Sashiko is a Japanese style of needlework. Literally meaning “little stabs,” sashiko was originally used to strengthen and reinforce fabric through a series of running stitches.Sashiko has evolved into a more decorative form and today is used to create patterns on table linens and tenugui, cloth bags, and clothing such as kimono. Sashiko is best-known for its striking style of natural-color yarn on indigo fabric, though modern patterns are stitched in any color, pattern, or on any fabric.
- patterns chalk pencil or transfer paper & tracing tools
- thread or embroidery floss
- solid cotton fabric for stitching
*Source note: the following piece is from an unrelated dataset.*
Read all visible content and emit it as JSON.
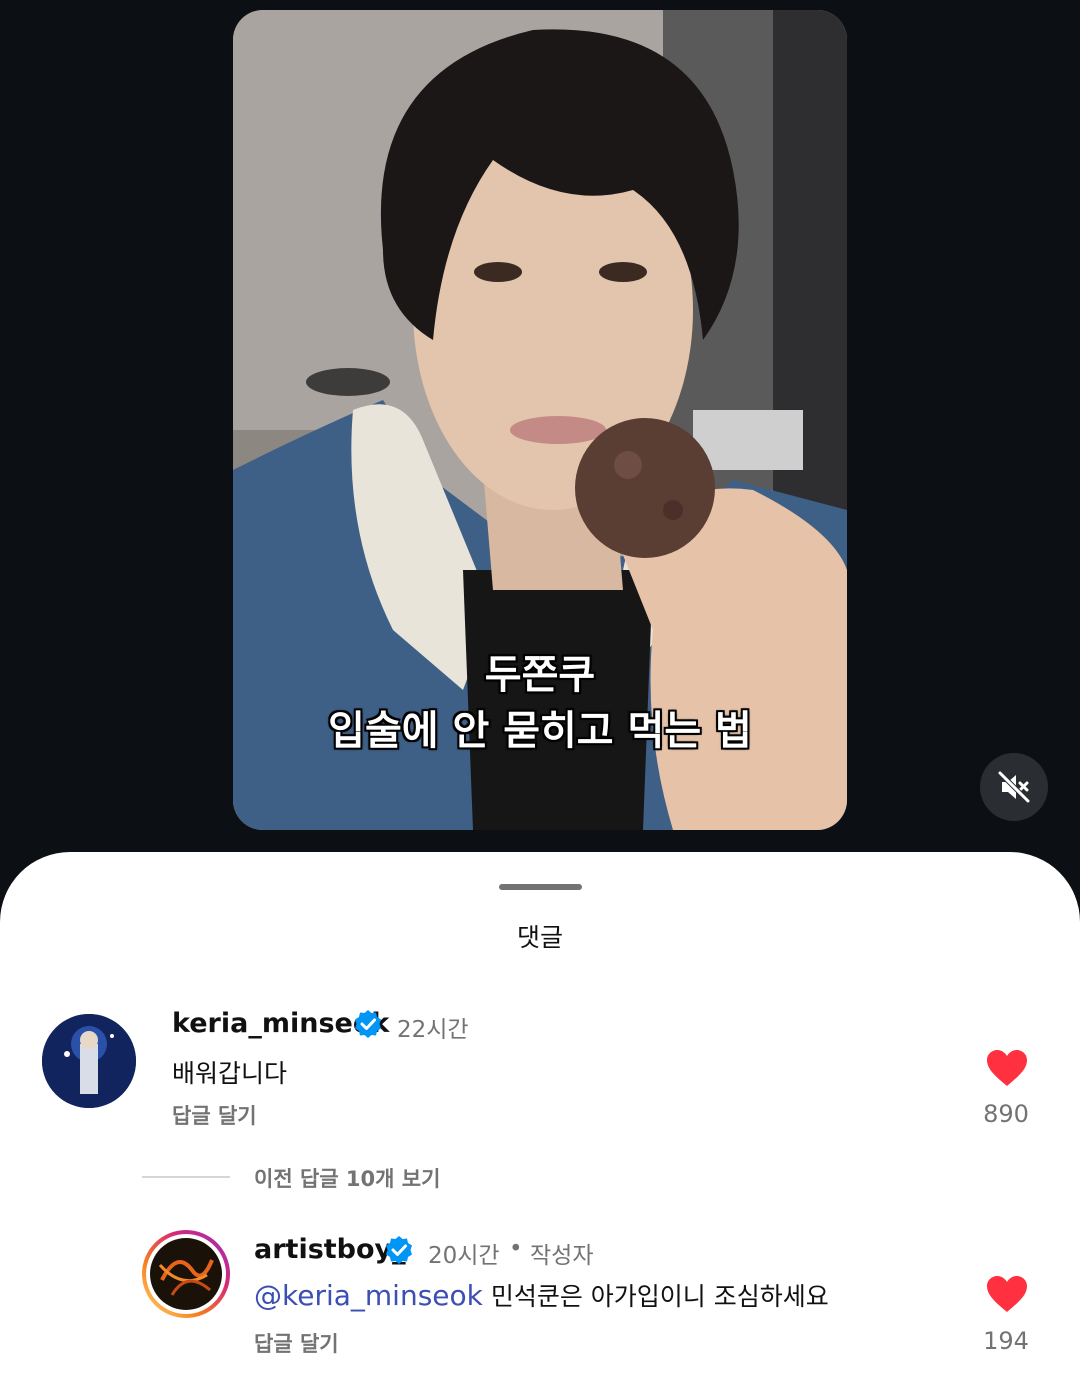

Begin by drawing your design onto fabric or transfer a pattern using chalk paper and a tracing tool.For transferring patterns I recommend using chalk paper and a tracing tool, but you may also use tailor’s carbon transfer paper, tissue paper and transfer pens, or the light box method.For those using chalk or carbon paper, begin by securing your fabric to a tabletop with washi tape or weights. Place the chalk paper on top of the fabric, chalk-side down. Place the pattern on top of the chalk paper. If you need to extend your pattern, make additional copies and tape them together. Once you are satisfied with your arrangement, tape or weight the pattern so it does not move while tracing.With a tracing tool or pointy object, trace over all of the pattern lines. If desired, you can place a sheet of clear plastic on top of your pattern to help ease the tool along the lines, but it isn’t necessary.When all of the pattern lines have been transferred, you are ready to stitch.
Источник: Sashiko Tutorial | Saké Puppets